Content starts
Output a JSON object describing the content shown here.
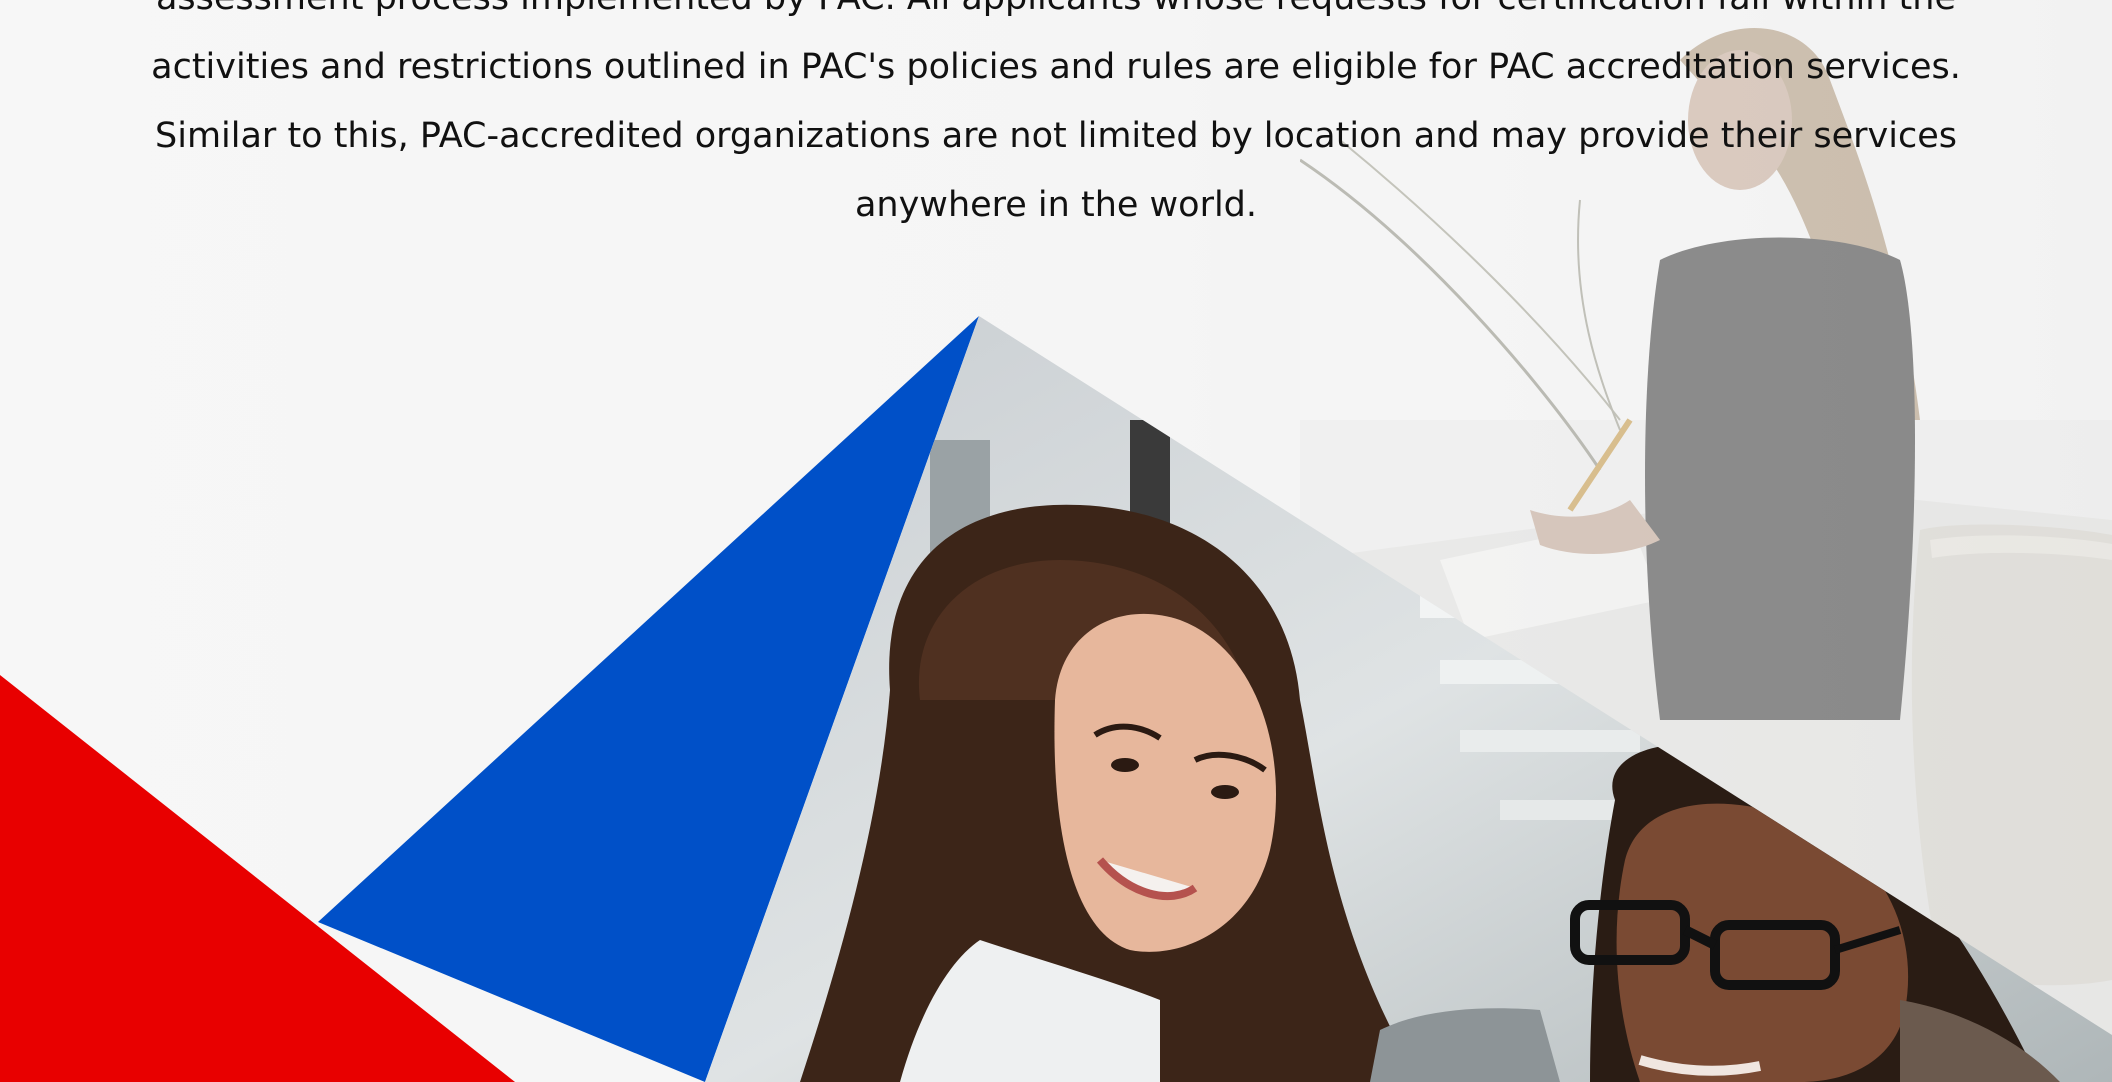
{
  "colors": {
    "accent_red": "#e80000",
    "accent_blue": "#0050c8",
    "text": "#111111",
    "background": "#f6f6f6"
  },
  "intro": {
    "lines": [
      "assessment process implemented by PAC. All applicants whose requests for certification fall within the",
      "activities and restrictions outlined in PAC's policies and rules are eligible for PAC accreditation services.",
      "Similar to this, PAC-accredited organizations are not limited by location and may provide their services",
      "anywhere in the world."
    ]
  },
  "images": {
    "background_photo": "woman-writing-at-desk-photo",
    "main_photo": "women-looking-at-laptop-photo"
  }
}
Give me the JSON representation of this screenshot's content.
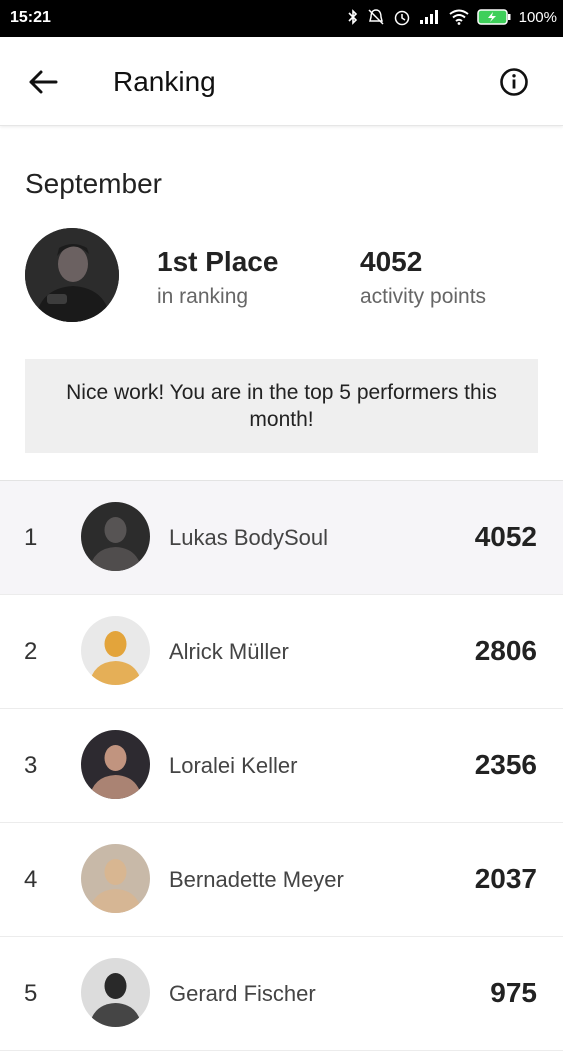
{
  "status_bar": {
    "time": "15:21",
    "battery": "100%"
  },
  "header": {
    "title": "Ranking"
  },
  "summary": {
    "month": "September",
    "place": "1st Place",
    "place_label": "in ranking",
    "points": "4052",
    "points_label": "activity points",
    "message": "Nice work! You are in the top 5 performers this month!"
  },
  "ranking": [
    {
      "rank": "1",
      "name": "Lukas BodySoul",
      "points": "4052",
      "highlighted": true,
      "avatar_bg": "#2c2c2c",
      "avatar_fg": "#5a5656"
    },
    {
      "rank": "2",
      "name": "Alrick Müller",
      "points": "2806",
      "highlighted": false,
      "avatar_bg": "#e9e9e9",
      "avatar_fg": "#e3a032"
    },
    {
      "rank": "3",
      "name": "Loralei Keller",
      "points": "2356",
      "highlighted": false,
      "avatar_bg": "#2d2a30",
      "avatar_fg": "#c99a84"
    },
    {
      "rank": "4",
      "name": "Bernadette Meyer",
      "points": "2037",
      "highlighted": false,
      "avatar_bg": "#c8b9a8",
      "avatar_fg": "#d9b58f"
    },
    {
      "rank": "5",
      "name": "Gerard Fischer",
      "points": "975",
      "highlighted": false,
      "avatar_bg": "#dcdcdc",
      "avatar_fg": "#1f1f1f"
    }
  ]
}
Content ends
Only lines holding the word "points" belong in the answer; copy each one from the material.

### [Completed task]
    "points": "4052",
    "points_label": "activity points",
      "points": "4052",
      "points": "2806",
      "points": "2356",
      "points": "2037",
      "points": "975",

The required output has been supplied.